__WHAT IS REQUIRED__
Scan the entries that follow and copy out every line containing "icon".

__Entries from a dataset of interfaces__
******

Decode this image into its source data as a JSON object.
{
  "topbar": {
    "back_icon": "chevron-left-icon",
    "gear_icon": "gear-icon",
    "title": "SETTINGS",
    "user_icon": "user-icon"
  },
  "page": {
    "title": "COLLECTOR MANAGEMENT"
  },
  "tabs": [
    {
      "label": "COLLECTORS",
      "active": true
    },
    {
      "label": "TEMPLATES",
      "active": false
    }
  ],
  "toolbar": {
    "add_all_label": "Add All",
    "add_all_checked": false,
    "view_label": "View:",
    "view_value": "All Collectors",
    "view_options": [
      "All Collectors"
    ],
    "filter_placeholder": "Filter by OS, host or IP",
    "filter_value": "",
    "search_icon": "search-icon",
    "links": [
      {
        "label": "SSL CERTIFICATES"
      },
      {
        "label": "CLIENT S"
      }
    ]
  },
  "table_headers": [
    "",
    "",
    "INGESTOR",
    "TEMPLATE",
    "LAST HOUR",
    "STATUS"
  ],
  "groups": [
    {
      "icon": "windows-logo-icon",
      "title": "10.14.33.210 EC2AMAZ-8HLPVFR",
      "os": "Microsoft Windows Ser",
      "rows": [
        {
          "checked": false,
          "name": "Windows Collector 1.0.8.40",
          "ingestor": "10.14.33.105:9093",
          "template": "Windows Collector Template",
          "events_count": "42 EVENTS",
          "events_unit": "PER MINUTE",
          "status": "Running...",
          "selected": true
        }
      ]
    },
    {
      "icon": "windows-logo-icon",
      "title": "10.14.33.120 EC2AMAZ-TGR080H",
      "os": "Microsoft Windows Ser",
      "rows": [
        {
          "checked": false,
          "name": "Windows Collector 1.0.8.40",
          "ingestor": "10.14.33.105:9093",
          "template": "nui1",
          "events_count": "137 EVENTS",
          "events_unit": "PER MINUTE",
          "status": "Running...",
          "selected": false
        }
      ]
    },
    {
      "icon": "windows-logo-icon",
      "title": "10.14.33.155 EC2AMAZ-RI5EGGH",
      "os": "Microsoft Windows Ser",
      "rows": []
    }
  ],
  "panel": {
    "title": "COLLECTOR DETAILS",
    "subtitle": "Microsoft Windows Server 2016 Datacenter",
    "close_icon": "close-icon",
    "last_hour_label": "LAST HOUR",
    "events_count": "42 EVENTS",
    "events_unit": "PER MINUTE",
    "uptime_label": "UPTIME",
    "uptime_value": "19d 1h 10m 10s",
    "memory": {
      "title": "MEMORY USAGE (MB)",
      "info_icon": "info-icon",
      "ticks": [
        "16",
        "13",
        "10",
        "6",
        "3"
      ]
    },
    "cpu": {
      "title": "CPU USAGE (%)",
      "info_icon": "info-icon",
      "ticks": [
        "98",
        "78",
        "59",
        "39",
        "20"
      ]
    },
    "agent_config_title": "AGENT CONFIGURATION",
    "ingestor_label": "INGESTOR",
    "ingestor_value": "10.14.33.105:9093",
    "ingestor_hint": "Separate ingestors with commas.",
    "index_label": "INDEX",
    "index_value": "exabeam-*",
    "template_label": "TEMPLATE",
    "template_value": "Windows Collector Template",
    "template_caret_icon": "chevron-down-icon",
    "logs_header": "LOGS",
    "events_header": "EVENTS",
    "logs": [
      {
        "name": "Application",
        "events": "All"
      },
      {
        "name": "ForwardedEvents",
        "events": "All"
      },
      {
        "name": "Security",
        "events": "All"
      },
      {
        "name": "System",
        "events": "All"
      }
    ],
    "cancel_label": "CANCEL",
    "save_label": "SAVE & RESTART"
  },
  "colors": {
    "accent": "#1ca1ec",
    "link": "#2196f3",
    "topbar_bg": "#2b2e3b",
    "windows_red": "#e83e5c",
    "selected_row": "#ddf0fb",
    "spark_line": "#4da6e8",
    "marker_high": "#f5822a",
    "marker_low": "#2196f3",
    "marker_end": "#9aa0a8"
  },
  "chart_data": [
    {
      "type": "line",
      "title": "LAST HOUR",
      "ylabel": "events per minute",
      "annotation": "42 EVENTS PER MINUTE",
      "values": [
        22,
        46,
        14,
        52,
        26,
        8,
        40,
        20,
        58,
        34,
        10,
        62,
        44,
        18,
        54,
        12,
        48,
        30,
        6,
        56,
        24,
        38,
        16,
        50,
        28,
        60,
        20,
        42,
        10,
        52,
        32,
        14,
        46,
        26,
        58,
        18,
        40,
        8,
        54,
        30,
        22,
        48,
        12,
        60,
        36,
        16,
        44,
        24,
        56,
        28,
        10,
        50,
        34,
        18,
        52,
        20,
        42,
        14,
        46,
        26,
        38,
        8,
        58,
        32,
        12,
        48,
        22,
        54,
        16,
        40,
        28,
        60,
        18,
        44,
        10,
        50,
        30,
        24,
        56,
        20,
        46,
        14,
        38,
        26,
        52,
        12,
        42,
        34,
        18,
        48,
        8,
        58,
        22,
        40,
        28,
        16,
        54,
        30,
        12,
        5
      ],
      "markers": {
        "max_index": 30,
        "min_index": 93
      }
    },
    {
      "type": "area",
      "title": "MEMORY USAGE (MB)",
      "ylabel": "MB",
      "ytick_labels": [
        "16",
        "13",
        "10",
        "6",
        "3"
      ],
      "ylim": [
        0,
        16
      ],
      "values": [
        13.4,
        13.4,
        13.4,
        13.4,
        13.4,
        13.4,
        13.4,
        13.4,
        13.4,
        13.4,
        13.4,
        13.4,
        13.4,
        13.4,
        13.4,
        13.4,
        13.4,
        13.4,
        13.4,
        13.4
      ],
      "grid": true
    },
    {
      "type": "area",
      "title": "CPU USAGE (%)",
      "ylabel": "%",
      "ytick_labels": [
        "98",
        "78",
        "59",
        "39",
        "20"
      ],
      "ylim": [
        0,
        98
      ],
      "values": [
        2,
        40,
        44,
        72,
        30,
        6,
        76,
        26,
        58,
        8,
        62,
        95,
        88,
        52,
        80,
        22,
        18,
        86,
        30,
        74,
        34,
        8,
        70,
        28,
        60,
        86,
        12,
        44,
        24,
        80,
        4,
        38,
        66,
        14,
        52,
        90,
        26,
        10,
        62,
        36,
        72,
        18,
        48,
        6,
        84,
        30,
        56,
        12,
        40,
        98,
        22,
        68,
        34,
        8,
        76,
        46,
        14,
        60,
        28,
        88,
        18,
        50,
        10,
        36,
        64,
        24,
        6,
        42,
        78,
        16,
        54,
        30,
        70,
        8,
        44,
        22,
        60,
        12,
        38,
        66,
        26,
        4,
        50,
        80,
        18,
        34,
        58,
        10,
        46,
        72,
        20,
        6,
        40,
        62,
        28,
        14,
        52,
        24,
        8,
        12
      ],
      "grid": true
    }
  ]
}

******

__OUTPUT__
    "back_icon": "chevron-left-icon",
    "gear_icon": "gear-icon",
    "user_icon": "user-icon"
    "search_icon": "search-icon",
      "icon": "windows-logo-icon",
      "icon": "windows-logo-icon",
      "icon": "windows-logo-icon",
    "close_icon": "close-icon",
      "info_icon": "info-icon",
      "info_icon": "info-icon",
    "template_caret_icon": "chevron-down-icon",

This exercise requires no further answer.